- TASK PROMPT -
Records follow. Print exactly the lines from the one that has "Enumerate this screenshot's" through the one that has "Read all visible content and emit it as JSON.", inclusive, and omit the pictures.

- THE INPUT -
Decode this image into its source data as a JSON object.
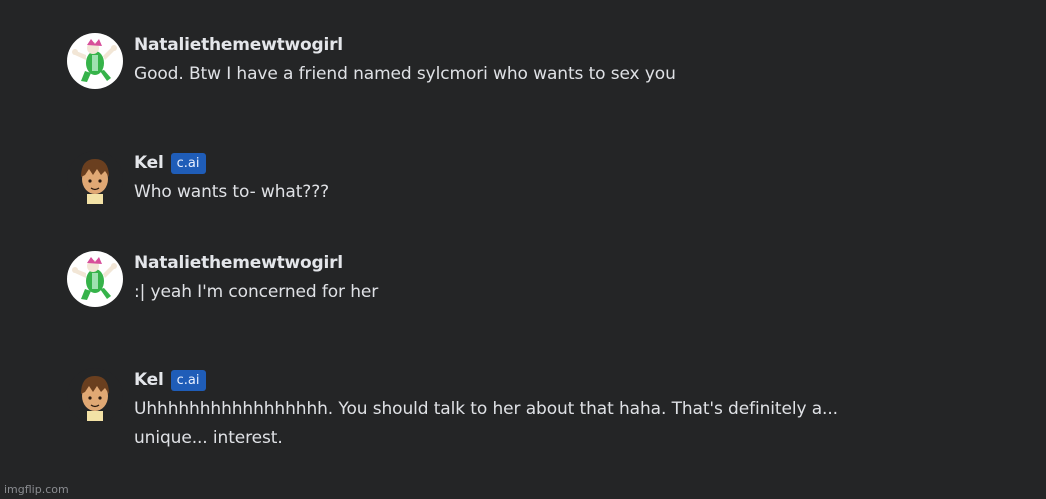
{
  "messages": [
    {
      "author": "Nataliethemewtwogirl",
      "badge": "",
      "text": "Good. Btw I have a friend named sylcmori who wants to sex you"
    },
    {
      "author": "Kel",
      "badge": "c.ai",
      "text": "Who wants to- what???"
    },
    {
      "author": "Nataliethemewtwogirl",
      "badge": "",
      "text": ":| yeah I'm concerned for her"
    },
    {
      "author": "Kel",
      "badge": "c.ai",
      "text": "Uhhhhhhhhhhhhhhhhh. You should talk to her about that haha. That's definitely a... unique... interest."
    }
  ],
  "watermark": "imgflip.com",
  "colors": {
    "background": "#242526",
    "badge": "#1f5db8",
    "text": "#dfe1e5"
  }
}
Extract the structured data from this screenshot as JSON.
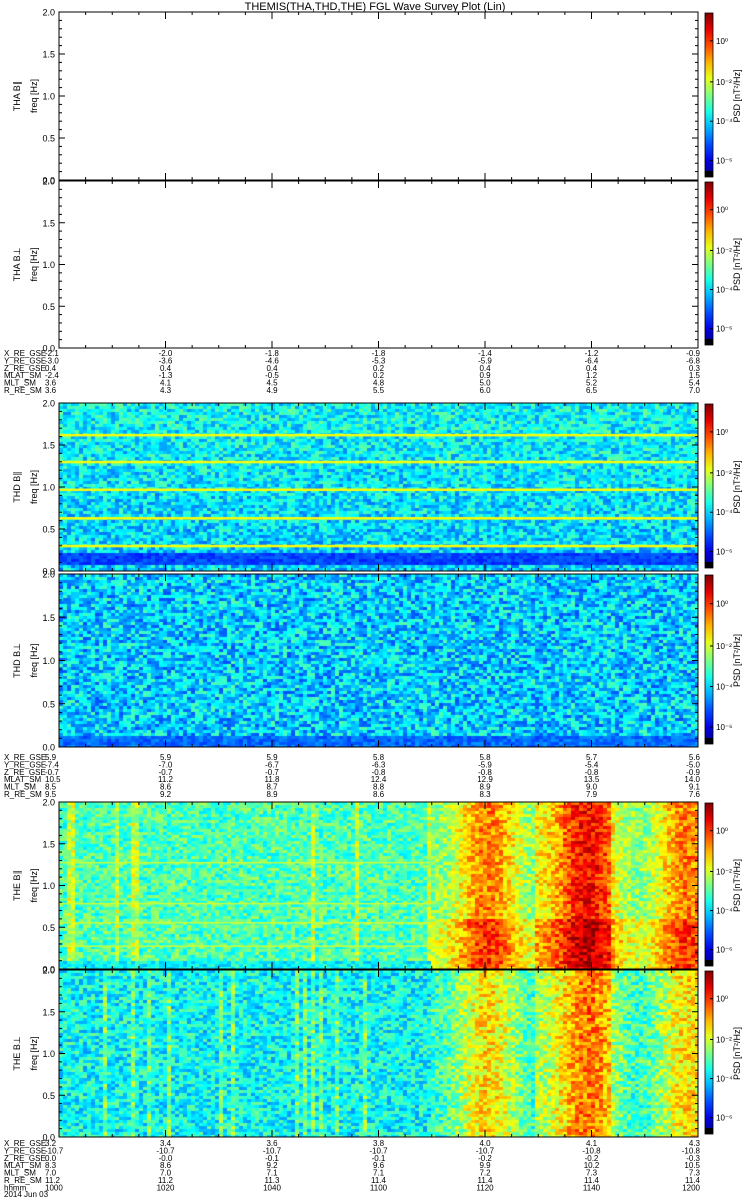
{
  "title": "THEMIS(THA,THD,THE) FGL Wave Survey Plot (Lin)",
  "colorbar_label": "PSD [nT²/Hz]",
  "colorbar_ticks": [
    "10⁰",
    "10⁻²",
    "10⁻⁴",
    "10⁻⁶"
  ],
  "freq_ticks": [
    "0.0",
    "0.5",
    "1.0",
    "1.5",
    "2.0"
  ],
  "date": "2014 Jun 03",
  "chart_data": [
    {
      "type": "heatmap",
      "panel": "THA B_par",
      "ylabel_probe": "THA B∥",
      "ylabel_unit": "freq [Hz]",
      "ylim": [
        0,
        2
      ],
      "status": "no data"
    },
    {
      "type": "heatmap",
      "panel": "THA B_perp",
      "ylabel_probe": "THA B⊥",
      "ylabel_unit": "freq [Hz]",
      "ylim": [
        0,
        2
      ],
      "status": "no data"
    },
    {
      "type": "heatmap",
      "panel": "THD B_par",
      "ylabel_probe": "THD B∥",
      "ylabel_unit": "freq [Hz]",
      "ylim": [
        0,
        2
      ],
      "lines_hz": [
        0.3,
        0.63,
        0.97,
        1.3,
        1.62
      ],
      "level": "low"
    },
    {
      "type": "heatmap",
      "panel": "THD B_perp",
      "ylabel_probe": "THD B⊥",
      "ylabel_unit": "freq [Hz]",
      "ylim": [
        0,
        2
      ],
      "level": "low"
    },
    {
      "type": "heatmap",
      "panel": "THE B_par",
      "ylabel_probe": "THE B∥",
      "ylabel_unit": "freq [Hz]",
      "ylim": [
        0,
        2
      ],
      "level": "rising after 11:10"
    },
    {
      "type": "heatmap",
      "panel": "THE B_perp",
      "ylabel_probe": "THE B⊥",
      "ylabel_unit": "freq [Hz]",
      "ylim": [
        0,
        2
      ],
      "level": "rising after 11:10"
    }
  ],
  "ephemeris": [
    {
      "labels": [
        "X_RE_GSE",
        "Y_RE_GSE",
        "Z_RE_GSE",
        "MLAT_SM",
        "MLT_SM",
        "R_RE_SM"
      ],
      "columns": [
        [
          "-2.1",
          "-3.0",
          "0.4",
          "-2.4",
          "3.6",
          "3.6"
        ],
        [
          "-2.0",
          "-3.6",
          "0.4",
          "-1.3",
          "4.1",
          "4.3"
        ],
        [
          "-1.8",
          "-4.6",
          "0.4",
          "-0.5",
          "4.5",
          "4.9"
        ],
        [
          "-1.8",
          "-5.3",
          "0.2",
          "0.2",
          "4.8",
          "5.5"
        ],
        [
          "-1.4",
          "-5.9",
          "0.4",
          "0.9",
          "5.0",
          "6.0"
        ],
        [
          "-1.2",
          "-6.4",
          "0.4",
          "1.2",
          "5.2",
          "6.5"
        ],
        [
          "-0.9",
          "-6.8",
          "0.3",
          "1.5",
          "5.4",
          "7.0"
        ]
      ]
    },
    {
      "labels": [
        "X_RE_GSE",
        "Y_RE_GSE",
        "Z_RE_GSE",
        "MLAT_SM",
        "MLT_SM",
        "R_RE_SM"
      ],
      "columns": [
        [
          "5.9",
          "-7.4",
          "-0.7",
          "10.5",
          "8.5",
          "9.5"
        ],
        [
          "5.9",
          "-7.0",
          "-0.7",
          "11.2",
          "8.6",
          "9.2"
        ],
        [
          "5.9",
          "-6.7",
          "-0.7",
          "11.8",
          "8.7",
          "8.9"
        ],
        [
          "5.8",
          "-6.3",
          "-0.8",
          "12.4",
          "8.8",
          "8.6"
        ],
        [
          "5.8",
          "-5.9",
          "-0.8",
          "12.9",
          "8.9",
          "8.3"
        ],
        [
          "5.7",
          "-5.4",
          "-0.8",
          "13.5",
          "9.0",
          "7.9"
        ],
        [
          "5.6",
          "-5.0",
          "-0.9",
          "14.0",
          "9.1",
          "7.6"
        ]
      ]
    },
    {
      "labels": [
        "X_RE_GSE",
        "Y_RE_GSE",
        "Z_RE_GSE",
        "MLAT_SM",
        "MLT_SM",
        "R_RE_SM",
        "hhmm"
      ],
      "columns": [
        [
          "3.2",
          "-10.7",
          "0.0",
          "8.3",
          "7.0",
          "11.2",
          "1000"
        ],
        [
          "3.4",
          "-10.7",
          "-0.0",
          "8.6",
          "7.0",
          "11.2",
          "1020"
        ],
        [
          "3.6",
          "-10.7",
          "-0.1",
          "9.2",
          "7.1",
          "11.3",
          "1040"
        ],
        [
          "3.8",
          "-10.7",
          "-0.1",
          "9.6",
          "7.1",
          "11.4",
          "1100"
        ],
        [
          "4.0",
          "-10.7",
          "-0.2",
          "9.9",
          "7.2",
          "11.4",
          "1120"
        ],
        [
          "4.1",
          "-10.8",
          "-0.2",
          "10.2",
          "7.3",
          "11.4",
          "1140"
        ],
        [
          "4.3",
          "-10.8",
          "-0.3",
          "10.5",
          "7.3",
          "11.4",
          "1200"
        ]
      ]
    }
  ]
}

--

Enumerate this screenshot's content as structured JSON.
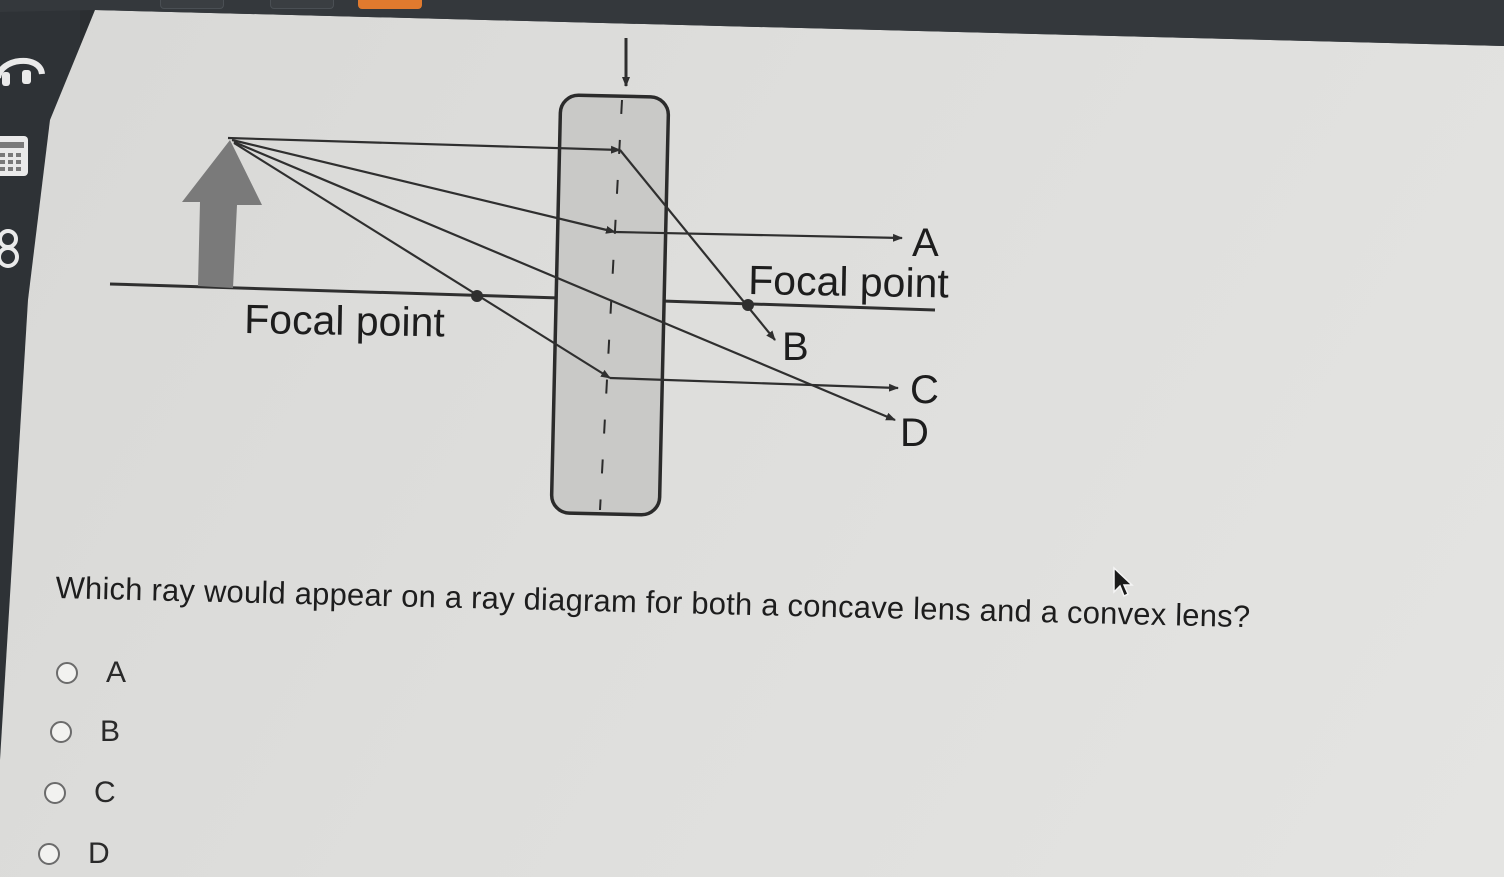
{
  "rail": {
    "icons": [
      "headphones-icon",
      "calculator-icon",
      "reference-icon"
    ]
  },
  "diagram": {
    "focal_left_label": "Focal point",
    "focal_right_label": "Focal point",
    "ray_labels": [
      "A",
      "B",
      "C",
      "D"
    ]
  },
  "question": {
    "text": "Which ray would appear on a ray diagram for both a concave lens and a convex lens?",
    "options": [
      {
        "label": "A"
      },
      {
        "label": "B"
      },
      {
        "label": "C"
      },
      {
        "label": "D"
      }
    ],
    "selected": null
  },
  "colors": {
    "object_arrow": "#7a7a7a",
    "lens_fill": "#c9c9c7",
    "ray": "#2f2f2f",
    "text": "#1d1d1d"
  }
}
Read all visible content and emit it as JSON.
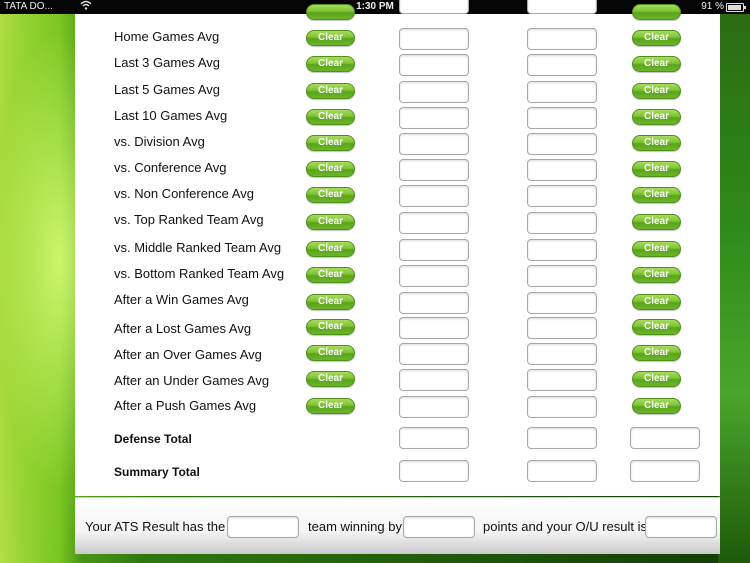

- TASK OUTPUT -
Enumerate this screenshot's content as structured JSON.
{
  "rail": {
    "icons": [
      "headphones-icon",
      "calculator-icon",
      "reference-icon"
    ]
  },
  "diagram": {
    "focal_left_label": "Focal point",
    "focal_right_label": "Focal point",
    "ray_labels": [
      "A",
      "B",
      "C",
      "D"
    ]
  },
  "question": {
    "text": "Which ray would appear on a ray diagram for both a concave lens and a convex lens?",
    "options": [
      {
        "label": "A"
      },
      {
        "label": "B"
      },
      {
        "label": "C"
      },
      {
        "label": "D"
      }
    ],
    "selected": null
  },
  "colors": {
    "object_arrow": "#7a7a7a",
    "lens_fill": "#c9c9c7",
    "ray": "#2f2f2f",
    "text": "#1d1d1d"
  }
}
Read all visible content and emit it as JSON.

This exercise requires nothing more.